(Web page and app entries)

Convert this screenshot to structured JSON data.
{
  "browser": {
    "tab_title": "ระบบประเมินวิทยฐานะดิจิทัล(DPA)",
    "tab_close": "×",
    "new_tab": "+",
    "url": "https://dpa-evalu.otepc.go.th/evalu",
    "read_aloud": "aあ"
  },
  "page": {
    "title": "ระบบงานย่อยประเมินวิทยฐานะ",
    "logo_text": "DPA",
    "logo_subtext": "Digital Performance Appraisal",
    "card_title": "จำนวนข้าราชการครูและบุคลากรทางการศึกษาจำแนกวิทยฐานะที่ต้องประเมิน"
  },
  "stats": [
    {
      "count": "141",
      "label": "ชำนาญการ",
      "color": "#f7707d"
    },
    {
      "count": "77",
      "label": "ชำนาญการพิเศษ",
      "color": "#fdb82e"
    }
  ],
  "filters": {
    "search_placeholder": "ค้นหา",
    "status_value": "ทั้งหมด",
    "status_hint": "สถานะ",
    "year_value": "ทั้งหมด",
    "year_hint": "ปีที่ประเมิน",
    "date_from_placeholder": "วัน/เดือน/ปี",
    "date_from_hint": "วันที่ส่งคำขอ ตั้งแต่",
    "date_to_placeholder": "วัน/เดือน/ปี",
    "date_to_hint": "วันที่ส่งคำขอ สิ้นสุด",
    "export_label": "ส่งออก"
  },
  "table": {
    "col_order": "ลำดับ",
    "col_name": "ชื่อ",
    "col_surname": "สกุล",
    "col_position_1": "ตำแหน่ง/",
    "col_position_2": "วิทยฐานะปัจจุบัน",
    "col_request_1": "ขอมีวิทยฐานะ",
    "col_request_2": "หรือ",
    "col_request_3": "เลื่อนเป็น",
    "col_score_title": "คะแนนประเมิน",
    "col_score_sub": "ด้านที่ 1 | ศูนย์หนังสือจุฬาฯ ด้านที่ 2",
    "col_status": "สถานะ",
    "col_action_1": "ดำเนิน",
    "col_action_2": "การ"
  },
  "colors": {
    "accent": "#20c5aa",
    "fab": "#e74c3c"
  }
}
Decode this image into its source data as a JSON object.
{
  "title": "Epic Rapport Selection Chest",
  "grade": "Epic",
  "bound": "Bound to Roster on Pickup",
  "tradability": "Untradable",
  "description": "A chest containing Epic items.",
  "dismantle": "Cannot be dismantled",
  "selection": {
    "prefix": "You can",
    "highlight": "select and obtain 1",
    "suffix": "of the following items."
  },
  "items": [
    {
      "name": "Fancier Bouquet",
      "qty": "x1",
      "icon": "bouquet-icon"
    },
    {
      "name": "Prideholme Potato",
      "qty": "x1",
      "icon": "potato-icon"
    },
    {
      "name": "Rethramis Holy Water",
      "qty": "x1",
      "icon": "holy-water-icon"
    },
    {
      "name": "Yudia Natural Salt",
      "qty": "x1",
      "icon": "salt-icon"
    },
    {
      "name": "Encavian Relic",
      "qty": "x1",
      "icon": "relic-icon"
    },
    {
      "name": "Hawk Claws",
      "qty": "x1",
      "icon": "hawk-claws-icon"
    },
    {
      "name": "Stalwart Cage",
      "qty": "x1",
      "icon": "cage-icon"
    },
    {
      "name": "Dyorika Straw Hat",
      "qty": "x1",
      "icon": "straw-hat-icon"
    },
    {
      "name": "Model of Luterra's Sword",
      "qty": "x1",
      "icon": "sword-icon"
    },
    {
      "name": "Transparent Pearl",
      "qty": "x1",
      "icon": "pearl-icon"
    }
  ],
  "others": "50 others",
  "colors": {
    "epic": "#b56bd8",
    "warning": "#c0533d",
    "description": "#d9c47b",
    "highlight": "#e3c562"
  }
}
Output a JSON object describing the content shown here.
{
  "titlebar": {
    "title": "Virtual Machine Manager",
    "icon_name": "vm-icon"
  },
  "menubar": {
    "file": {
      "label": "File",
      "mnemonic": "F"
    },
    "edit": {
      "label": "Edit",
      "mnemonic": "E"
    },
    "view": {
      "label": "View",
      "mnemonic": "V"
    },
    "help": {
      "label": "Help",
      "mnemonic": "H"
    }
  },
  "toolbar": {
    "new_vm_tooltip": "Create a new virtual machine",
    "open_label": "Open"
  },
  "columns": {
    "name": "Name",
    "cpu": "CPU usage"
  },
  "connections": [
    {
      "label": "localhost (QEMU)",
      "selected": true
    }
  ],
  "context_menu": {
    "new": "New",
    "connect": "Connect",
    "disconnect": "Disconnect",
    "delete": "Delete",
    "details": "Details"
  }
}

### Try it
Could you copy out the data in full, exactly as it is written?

### Answer to this task
Convert this screenshot to structured JSON data.
{
  "browser": {
    "tab_title": "ระบบประเมินวิทยฐานะดิจิทัล(DPA)",
    "tab_close": "×",
    "new_tab": "+",
    "url": "https://dpa-evalu.otepc.go.th/evalu",
    "read_aloud": "aあ"
  },
  "page": {
    "title": "ระบบงานย่อยประเมินวิทยฐานะ",
    "logo_text": "DPA",
    "logo_subtext": "Digital Performance Appraisal",
    "card_title": "จำนวนข้าราชการครูและบุคลากรทางการศึกษาจำแนกวิทยฐานะที่ต้องประเมิน"
  },
  "stats": [
    {
      "count": "141",
      "label": "ชำนาญการ",
      "color": "#f7707d"
    },
    {
      "count": "77",
      "label": "ชำนาญการพิเศษ",
      "color": "#fdb82e"
    }
  ],
  "filters": {
    "search_placeholder": "ค้นหา",
    "status_value": "ทั้งหมด",
    "status_hint": "สถานะ",
    "year_value": "ทั้งหมด",
    "year_hint": "ปีที่ประเมิน",
    "date_from_placeholder": "วัน/เดือน/ปี",
    "date_from_hint": "วันที่ส่งคำขอ ตั้งแต่",
    "date_to_placeholder": "วัน/เดือน/ปี",
    "date_to_hint": "วันที่ส่งคำขอ สิ้นสุด",
    "export_label": "ส่งออก"
  },
  "table": {
    "col_order": "ลำดับ",
    "col_name": "ชื่อ",
    "col_surname": "สกุล",
    "col_position_1": "ตำแหน่ง/",
    "col_position_2": "วิทยฐานะปัจจุบัน",
    "col_request_1": "ขอมีวิทยฐานะ",
    "col_request_2": "หรือ",
    "col_request_3": "เลื่อนเป็น",
    "col_score_title": "คะแนนประเมิน",
    "col_score_sub": "ด้านที่ 1 | ศูนย์หนังสือจุฬาฯ ด้านที่ 2",
    "col_status": "สถานะ",
    "col_action_1": "ดำเนิน",
    "col_action_2": "การ"
  },
  "colors": {
    "accent": "#20c5aa",
    "fab": "#e74c3c"
  }
}
Decode this image into its source data as a JSON object.
{
  "title": "Epic Rapport Selection Chest",
  "grade": "Epic",
  "bound": "Bound to Roster on Pickup",
  "tradability": "Untradable",
  "description": "A chest containing Epic items.",
  "dismantle": "Cannot be dismantled",
  "selection": {
    "prefix": "You can",
    "highlight": "select and obtain 1",
    "suffix": "of the following items."
  },
  "items": [
    {
      "name": "Fancier Bouquet",
      "qty": "x1",
      "icon": "bouquet-icon"
    },
    {
      "name": "Prideholme Potato",
      "qty": "x1",
      "icon": "potato-icon"
    },
    {
      "name": "Rethramis Holy Water",
      "qty": "x1",
      "icon": "holy-water-icon"
    },
    {
      "name": "Yudia Natural Salt",
      "qty": "x1",
      "icon": "salt-icon"
    },
    {
      "name": "Encavian Relic",
      "qty": "x1",
      "icon": "relic-icon"
    },
    {
      "name": "Hawk Claws",
      "qty": "x1",
      "icon": "hawk-claws-icon"
    },
    {
      "name": "Stalwart Cage",
      "qty": "x1",
      "icon": "cage-icon"
    },
    {
      "name": "Dyorika Straw Hat",
      "qty": "x1",
      "icon": "straw-hat-icon"
    },
    {
      "name": "Model of Luterra's Sword",
      "qty": "x1",
      "icon": "sword-icon"
    },
    {
      "name": "Transparent Pearl",
      "qty": "x1",
      "icon": "pearl-icon"
    }
  ],
  "others": "50 others",
  "colors": {
    "epic": "#b56bd8",
    "warning": "#c0533d",
    "description": "#d9c47b",
    "highlight": "#e3c562"
  }
}
Output a JSON object describing the content shown here.
{
  "titlebar": {
    "title": "Virtual Machine Manager",
    "icon_name": "vm-icon"
  },
  "menubar": {
    "file": {
      "label": "File",
      "mnemonic": "F"
    },
    "edit": {
      "label": "Edit",
      "mnemonic": "E"
    },
    "view": {
      "label": "View",
      "mnemonic": "V"
    },
    "help": {
      "label": "Help",
      "mnemonic": "H"
    }
  },
  "toolbar": {
    "new_vm_tooltip": "Create a new virtual machine",
    "open_label": "Open"
  },
  "columns": {
    "name": "Name",
    "cpu": "CPU usage"
  },
  "connections": [
    {
      "label": "localhost (QEMU)",
      "selected": true
    }
  ],
  "context_menu": {
    "new": "New",
    "connect": "Connect",
    "disconnect": "Disconnect",
    "delete": "Delete",
    "details": "Details"
  }
}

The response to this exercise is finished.